It’s the closest any golfer can get to donning Superman’s red cape, but reigning Masters champion Sergio Garcia admits he didn’t truly grasp the enormous power of the Green Jacket. It only dawned upon him during a worldwide tour with golf’s most famous piece of fabric in his luggage.

Garcia donned the revered blazer at the Greg Norman Medal dinner last night as part of the Australian PGA Championship’s festivities at RACV Royal Pines Resort on the Gold Coast, marking the end of his finest year that included three European Tour wins and marrying Angela Akins.

Permitted by his bride to wear the green jacket for the wedding – “Green always goes with white” – Garcia has been feted across the globe over the past seven months, including some emotional trips home to Spain where he kicked off the La Liga El Clasico clash between Barcelona and Real Madrid and hosted the Andalucia Valderrama Masters.

“It’s been a little bit overwhelming I would say. It also shows you the respect that you need to give to that green jacket,” said Garcia upon his return to Australian for the first time since the 2010 Australian Masters where he was T-28.

“I thought I knew how big the Masters was and the green jacket and how much it meant. But then once you win it and start travelling with it and see the reaction from not only the people but the players and everything, you realise how massive it is and how much of an icon the green jacket is.”
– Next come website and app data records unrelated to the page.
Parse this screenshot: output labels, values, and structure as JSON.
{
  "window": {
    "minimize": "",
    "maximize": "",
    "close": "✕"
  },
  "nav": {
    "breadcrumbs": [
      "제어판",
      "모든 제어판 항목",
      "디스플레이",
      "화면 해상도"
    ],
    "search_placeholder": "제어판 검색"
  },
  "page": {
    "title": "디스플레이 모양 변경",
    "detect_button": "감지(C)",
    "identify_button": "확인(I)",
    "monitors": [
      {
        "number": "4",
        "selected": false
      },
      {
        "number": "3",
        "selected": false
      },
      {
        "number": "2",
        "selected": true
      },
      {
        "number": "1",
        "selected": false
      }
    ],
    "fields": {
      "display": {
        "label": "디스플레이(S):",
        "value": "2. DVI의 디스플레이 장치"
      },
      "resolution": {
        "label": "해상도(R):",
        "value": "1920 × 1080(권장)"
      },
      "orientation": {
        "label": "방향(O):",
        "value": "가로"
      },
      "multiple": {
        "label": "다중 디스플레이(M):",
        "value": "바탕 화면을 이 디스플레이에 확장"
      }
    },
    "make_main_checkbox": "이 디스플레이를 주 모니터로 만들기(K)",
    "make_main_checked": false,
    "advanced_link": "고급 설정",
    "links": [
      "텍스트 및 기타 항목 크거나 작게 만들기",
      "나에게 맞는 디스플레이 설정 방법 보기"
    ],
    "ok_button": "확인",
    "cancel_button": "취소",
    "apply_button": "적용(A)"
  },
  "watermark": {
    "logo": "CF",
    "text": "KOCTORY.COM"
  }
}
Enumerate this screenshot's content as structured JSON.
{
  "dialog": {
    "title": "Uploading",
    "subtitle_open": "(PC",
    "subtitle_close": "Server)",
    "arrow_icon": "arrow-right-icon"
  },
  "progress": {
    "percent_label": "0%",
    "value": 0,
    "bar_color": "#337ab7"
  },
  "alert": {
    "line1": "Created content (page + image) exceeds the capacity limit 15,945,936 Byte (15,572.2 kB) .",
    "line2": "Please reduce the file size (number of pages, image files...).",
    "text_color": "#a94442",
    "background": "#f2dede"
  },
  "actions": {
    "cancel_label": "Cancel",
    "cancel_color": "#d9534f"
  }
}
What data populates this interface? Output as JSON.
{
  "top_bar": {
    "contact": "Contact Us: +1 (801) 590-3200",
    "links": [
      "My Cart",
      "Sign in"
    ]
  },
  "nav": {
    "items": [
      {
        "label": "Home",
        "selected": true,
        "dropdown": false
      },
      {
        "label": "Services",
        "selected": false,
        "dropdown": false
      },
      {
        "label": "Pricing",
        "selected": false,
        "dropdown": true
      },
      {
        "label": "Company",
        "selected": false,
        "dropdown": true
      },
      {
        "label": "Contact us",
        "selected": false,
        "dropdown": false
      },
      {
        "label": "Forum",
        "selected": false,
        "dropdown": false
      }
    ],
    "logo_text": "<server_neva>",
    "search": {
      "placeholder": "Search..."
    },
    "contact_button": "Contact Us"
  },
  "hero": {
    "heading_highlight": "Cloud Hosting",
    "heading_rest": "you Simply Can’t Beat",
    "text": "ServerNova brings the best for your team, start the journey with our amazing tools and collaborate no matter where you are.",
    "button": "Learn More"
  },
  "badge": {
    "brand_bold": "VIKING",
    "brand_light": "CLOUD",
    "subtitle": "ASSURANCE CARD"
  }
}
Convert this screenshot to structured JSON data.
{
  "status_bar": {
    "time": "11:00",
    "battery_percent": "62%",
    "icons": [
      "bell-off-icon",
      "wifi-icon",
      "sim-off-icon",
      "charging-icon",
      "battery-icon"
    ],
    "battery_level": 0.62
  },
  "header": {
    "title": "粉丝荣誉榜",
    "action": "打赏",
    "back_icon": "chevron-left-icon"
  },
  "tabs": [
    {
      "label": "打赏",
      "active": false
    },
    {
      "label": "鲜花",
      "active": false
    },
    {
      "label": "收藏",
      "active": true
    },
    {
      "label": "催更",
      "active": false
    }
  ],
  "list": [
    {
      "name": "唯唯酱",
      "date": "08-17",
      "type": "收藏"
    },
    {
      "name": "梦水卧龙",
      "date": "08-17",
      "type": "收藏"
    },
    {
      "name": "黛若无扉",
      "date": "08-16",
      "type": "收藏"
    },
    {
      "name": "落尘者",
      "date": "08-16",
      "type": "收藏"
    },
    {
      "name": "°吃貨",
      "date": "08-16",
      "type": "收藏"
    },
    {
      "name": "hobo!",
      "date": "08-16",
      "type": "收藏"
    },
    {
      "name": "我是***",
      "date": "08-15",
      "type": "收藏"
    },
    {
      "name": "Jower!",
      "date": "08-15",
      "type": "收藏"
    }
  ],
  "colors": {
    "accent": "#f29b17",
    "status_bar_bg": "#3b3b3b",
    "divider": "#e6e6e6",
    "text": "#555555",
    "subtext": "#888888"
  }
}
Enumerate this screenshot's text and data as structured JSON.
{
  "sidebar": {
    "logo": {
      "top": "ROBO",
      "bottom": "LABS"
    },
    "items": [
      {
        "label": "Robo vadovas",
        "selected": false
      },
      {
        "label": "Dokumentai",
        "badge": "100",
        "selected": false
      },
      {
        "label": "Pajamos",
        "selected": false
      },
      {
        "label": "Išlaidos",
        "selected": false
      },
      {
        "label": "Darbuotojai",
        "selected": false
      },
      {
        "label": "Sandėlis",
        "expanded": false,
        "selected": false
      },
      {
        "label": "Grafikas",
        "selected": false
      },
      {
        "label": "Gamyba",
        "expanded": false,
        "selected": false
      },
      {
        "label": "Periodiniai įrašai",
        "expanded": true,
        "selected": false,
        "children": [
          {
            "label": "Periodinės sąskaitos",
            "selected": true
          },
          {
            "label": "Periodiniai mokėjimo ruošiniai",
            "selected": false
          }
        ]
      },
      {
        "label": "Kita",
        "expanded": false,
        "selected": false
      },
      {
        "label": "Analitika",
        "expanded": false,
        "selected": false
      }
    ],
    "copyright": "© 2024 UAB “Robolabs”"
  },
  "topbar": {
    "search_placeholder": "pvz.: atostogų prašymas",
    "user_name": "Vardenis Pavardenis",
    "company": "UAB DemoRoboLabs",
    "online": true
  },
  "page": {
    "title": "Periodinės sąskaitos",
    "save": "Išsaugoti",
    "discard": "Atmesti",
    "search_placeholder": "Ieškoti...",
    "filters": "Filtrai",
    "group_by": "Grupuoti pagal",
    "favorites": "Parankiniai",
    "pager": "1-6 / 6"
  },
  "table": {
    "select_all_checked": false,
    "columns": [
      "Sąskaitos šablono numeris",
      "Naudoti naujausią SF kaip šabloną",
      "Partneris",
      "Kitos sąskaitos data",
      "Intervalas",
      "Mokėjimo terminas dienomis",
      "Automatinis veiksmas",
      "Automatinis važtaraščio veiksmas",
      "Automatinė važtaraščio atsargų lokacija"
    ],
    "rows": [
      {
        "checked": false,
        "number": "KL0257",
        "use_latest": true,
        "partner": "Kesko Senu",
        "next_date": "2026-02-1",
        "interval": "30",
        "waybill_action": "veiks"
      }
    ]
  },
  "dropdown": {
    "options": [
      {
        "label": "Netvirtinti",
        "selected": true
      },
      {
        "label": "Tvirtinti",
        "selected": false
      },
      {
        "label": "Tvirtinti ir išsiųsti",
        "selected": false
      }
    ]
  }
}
While he refused to divulge his menu for the Champions Dinner at Augusta National next April – “I know ‘Scotty’ (Adam Scott) is looking forward to it because we talked about it” – he did say the reverence he has for the green jacket has grown whilst in his possession.

“Once you become a Masters champion, there’s a lot of things that you have to be careful. You have to take care of it and you just can’t do freely, you have to know that a lot of eyes are on you even more than before and you want to show what’s best not only for yourself but for the game.

“If I don’t say this probably my wife would kill me, obviously one of the very important moments where I wore the green jacket was at my wedding. But yeah, you have to be respectful for it and you can’t just wear it to go for dinner anytime you want.

“I like to use it when it’s really important and when it’s worth it, and when it’s not. I like to give it a rest and make sure that it’s fine.”

Garcia and his wife Angela flew into Australia late on Monday after playing in the UBS Hong Kong Open last weekend, one third of the way through something of a ‘babymoon’ that will include a short holiday in New Zealand next week.

The pair is expecting a little girl due in March, but the 37-year-old is adamant impending fatherhood or the pressure of following up his Masters triumph won’t deter him from seeking even loftier goals in future.

“Fortunately or unfortunately for me, that expectation and that kind of outside pressure has always been there,” said Garcia, who has won 32 professional tournaments in his career to date.

“So the way I look at it is, I’m extremely honoured to call myself the Masters champion and to try to help the game of golf, not only in Spain but all over the world.

“I think at the end of the day what matters is what I expect from myself. If someone comes to me and says, ‘Next year you should win six times and one or two Majors’, I know what I want to do and know where my expectations are and what I need to improve on.

“I’m still fairly young, so I can still achieve many, many things.”